Items from a dataset
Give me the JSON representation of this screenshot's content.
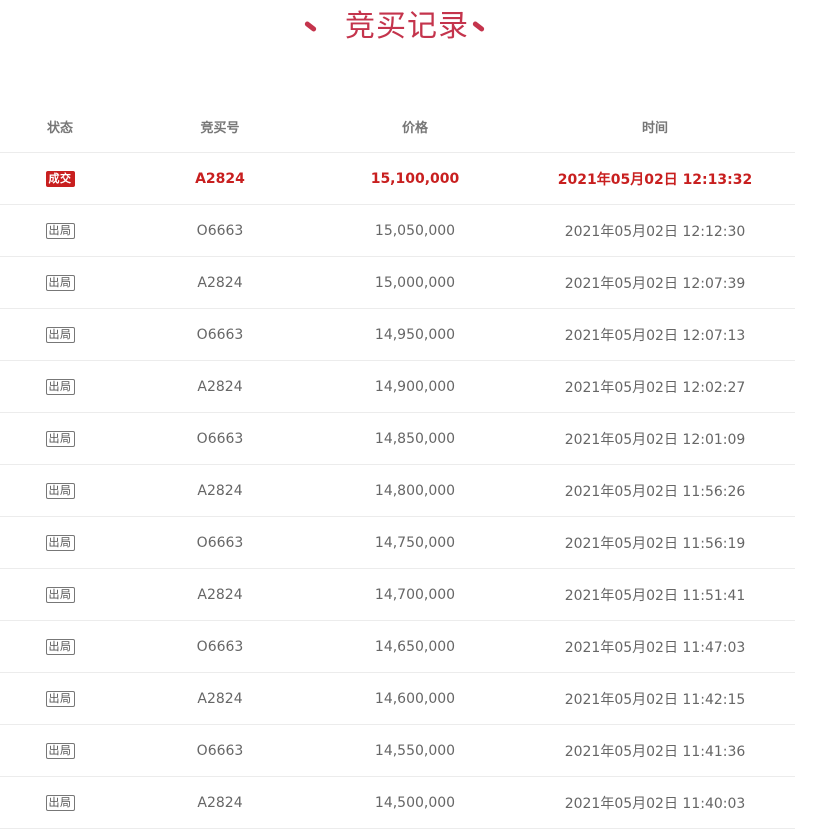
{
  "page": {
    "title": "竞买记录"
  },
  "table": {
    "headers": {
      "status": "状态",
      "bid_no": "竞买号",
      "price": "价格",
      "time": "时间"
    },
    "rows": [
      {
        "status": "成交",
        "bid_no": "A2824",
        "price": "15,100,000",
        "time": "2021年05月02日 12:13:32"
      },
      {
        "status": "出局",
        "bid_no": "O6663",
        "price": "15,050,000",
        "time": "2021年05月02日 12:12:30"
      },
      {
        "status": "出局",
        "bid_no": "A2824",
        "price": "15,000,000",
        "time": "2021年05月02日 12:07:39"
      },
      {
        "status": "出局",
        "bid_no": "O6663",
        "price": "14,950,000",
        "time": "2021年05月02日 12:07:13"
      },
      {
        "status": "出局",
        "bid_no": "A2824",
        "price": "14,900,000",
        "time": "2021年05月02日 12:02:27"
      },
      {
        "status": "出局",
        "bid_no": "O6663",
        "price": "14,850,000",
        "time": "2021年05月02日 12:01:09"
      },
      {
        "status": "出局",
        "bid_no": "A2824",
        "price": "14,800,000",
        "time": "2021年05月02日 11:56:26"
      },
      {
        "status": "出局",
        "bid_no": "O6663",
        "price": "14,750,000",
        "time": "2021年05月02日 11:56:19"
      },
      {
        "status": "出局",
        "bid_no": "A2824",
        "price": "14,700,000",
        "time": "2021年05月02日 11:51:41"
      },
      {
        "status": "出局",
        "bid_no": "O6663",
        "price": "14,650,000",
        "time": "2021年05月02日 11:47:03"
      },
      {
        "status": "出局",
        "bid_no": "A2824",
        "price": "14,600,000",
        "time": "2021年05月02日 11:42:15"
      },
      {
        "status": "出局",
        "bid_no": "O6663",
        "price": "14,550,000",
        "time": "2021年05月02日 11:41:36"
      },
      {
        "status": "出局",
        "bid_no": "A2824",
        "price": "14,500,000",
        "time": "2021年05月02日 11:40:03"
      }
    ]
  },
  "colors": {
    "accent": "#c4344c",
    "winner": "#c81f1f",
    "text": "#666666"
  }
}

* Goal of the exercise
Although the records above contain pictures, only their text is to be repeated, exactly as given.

* Solution to the exercise
Give me the JSON representation of this screenshot's content.
{
  "page": {
    "title": "竞买记录"
  },
  "table": {
    "headers": {
      "status": "状态",
      "bid_no": "竞买号",
      "price": "价格",
      "time": "时间"
    },
    "rows": [
      {
        "status": "成交",
        "bid_no": "A2824",
        "price": "15,100,000",
        "time": "2021年05月02日 12:13:32"
      },
      {
        "status": "出局",
        "bid_no": "O6663",
        "price": "15,050,000",
        "time": "2021年05月02日 12:12:30"
      },
      {
        "status": "出局",
        "bid_no": "A2824",
        "price": "15,000,000",
        "time": "2021年05月02日 12:07:39"
      },
      {
        "status": "出局",
        "bid_no": "O6663",
        "price": "14,950,000",
        "time": "2021年05月02日 12:07:13"
      },
      {
        "status": "出局",
        "bid_no": "A2824",
        "price": "14,900,000",
        "time": "2021年05月02日 12:02:27"
      },
      {
        "status": "出局",
        "bid_no": "O6663",
        "price": "14,850,000",
        "time": "2021年05月02日 12:01:09"
      },
      {
        "status": "出局",
        "bid_no": "A2824",
        "price": "14,800,000",
        "time": "2021年05月02日 11:56:26"
      },
      {
        "status": "出局",
        "bid_no": "O6663",
        "price": "14,750,000",
        "time": "2021年05月02日 11:56:19"
      },
      {
        "status": "出局",
        "bid_no": "A2824",
        "price": "14,700,000",
        "time": "2021年05月02日 11:51:41"
      },
      {
        "status": "出局",
        "bid_no": "O6663",
        "price": "14,650,000",
        "time": "2021年05月02日 11:47:03"
      },
      {
        "status": "出局",
        "bid_no": "A2824",
        "price": "14,600,000",
        "time": "2021年05月02日 11:42:15"
      },
      {
        "status": "出局",
        "bid_no": "O6663",
        "price": "14,550,000",
        "time": "2021年05月02日 11:41:36"
      },
      {
        "status": "出局",
        "bid_no": "A2824",
        "price": "14,500,000",
        "time": "2021年05月02日 11:40:03"
      }
    ]
  },
  "colors": {
    "accent": "#c4344c",
    "winner": "#c81f1f",
    "text": "#666666"
  }
}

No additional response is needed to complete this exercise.